- _What to work on_: Output every line below exactly, please, omitting pictures.

=== Working data ===

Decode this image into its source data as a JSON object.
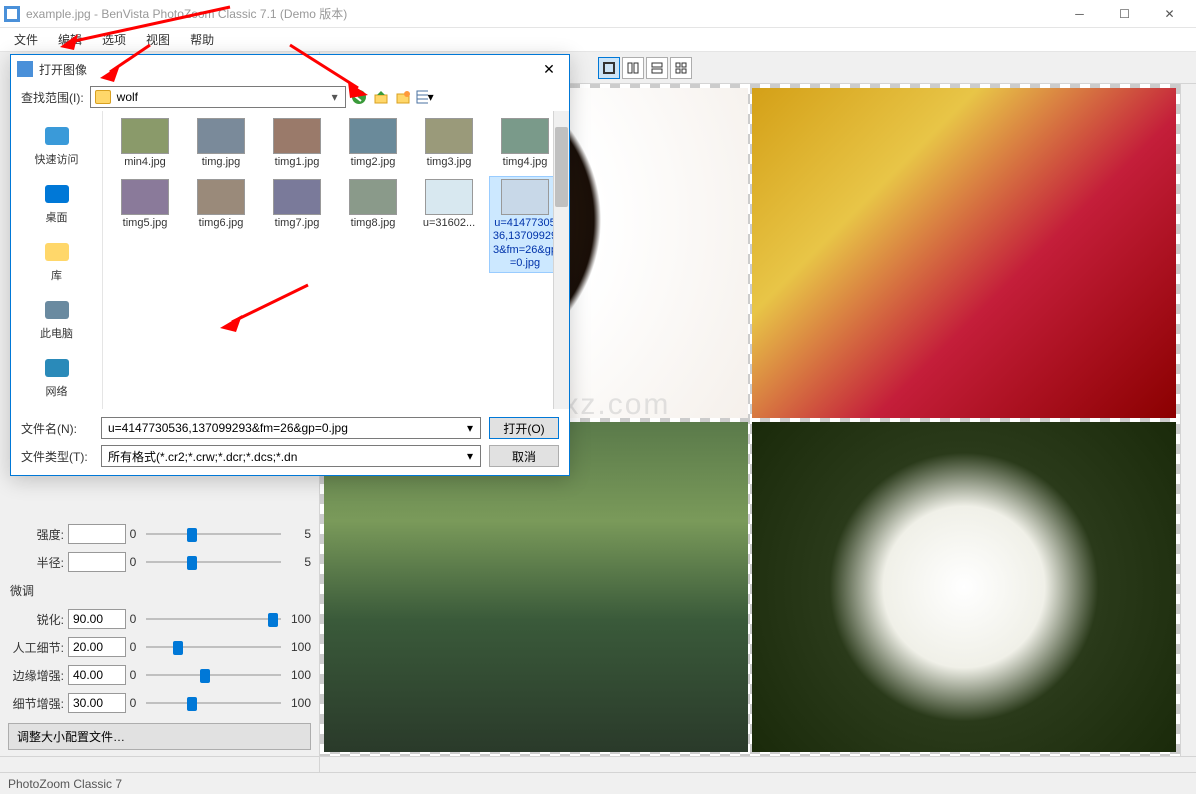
{
  "titlebar": {
    "title": "example.jpg - BenVista PhotoZoom Classic 7.1 (Demo 版本)"
  },
  "menubar": {
    "items": [
      "文件",
      "编辑",
      "选项",
      "视图",
      "帮助"
    ]
  },
  "left_panel": {
    "section1": {
      "rows": [
        {
          "label": "强度:",
          "value": "",
          "min": "0",
          "max": "5",
          "thumb_pct": 30
        },
        {
          "label": "半径:",
          "value": "",
          "min": "0",
          "max": "5",
          "thumb_pct": 30
        }
      ]
    },
    "section2_title": "微调",
    "section2": {
      "rows": [
        {
          "label": "锐化:",
          "value": "90.00",
          "min": "0",
          "max": "100",
          "thumb_pct": 90
        },
        {
          "label": "人工细节:",
          "value": "20.00",
          "min": "0",
          "max": "100",
          "thumb_pct": 20
        },
        {
          "label": "边缘增强:",
          "value": "40.00",
          "min": "0",
          "max": "100",
          "thumb_pct": 40
        },
        {
          "label": "细节增强:",
          "value": "30.00",
          "min": "0",
          "max": "100",
          "thumb_pct": 30
        }
      ]
    },
    "config_button": "调整大小配置文件…"
  },
  "dialog": {
    "title": "打开图像",
    "look_in_label": "查找范围(I):",
    "look_in_value": "wolf",
    "sidebar": [
      {
        "label": "快速访问",
        "color": "#3a9ad9"
      },
      {
        "label": "桌面",
        "color": "#0078d7"
      },
      {
        "label": "库",
        "color": "#ffd76a"
      },
      {
        "label": "此电脑",
        "color": "#6a8aa0"
      },
      {
        "label": "网络",
        "color": "#2a8ab9"
      }
    ],
    "files": [
      {
        "name": "min4.jpg",
        "selected": false
      },
      {
        "name": "timg.jpg",
        "selected": false
      },
      {
        "name": "timg1.jpg",
        "selected": false
      },
      {
        "name": "timg2.jpg",
        "selected": false
      },
      {
        "name": "timg3.jpg",
        "selected": false
      },
      {
        "name": "timg4.jpg",
        "selected": false
      },
      {
        "name": "timg5.jpg",
        "selected": false
      },
      {
        "name": "timg6.jpg",
        "selected": false
      },
      {
        "name": "timg7.jpg",
        "selected": false
      },
      {
        "name": "timg8.jpg",
        "selected": false
      },
      {
        "name": "u=31602...",
        "selected": false
      },
      {
        "name": "u=4147730536,137099293&fm=26&gp=0.jpg",
        "selected": true
      }
    ],
    "filename_label": "文件名(N):",
    "filename_value": "u=4147730536,137099293&fm=26&gp=0.jpg",
    "filetype_label": "文件类型(T):",
    "filetype_value": "所有格式(*.cr2;*.crw;*.dcr;*.dcs;*.dn",
    "open_button": "打开(O)",
    "cancel_button": "取消"
  },
  "statusbar": {
    "text": "PhotoZoom Classic 7"
  },
  "watermark": "anxz.com"
}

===

- _Answer space_:
Decode this image into its source data as a JSON object.
{
  "titlebar": {
    "title": "example.jpg - BenVista PhotoZoom Classic 7.1 (Demo 版本)"
  },
  "menubar": {
    "items": [
      "文件",
      "编辑",
      "选项",
      "视图",
      "帮助"
    ]
  },
  "left_panel": {
    "section1": {
      "rows": [
        {
          "label": "强度:",
          "value": "",
          "min": "0",
          "max": "5",
          "thumb_pct": 30
        },
        {
          "label": "半径:",
          "value": "",
          "min": "0",
          "max": "5",
          "thumb_pct": 30
        }
      ]
    },
    "section2_title": "微调",
    "section2": {
      "rows": [
        {
          "label": "锐化:",
          "value": "90.00",
          "min": "0",
          "max": "100",
          "thumb_pct": 90
        },
        {
          "label": "人工细节:",
          "value": "20.00",
          "min": "0",
          "max": "100",
          "thumb_pct": 20
        },
        {
          "label": "边缘增强:",
          "value": "40.00",
          "min": "0",
          "max": "100",
          "thumb_pct": 40
        },
        {
          "label": "细节增强:",
          "value": "30.00",
          "min": "0",
          "max": "100",
          "thumb_pct": 30
        }
      ]
    },
    "config_button": "调整大小配置文件…"
  },
  "dialog": {
    "title": "打开图像",
    "look_in_label": "查找范围(I):",
    "look_in_value": "wolf",
    "sidebar": [
      {
        "label": "快速访问",
        "color": "#3a9ad9"
      },
      {
        "label": "桌面",
        "color": "#0078d7"
      },
      {
        "label": "库",
        "color": "#ffd76a"
      },
      {
        "label": "此电脑",
        "color": "#6a8aa0"
      },
      {
        "label": "网络",
        "color": "#2a8ab9"
      }
    ],
    "files": [
      {
        "name": "min4.jpg",
        "selected": false
      },
      {
        "name": "timg.jpg",
        "selected": false
      },
      {
        "name": "timg1.jpg",
        "selected": false
      },
      {
        "name": "timg2.jpg",
        "selected": false
      },
      {
        "name": "timg3.jpg",
        "selected": false
      },
      {
        "name": "timg4.jpg",
        "selected": false
      },
      {
        "name": "timg5.jpg",
        "selected": false
      },
      {
        "name": "timg6.jpg",
        "selected": false
      },
      {
        "name": "timg7.jpg",
        "selected": false
      },
      {
        "name": "timg8.jpg",
        "selected": false
      },
      {
        "name": "u=31602...",
        "selected": false
      },
      {
        "name": "u=4147730536,137099293&fm=26&gp=0.jpg",
        "selected": true
      }
    ],
    "filename_label": "文件名(N):",
    "filename_value": "u=4147730536,137099293&fm=26&gp=0.jpg",
    "filetype_label": "文件类型(T):",
    "filetype_value": "所有格式(*.cr2;*.crw;*.dcr;*.dcs;*.dn",
    "open_button": "打开(O)",
    "cancel_button": "取消"
  },
  "statusbar": {
    "text": "PhotoZoom Classic 7"
  },
  "watermark": "anxz.com"
}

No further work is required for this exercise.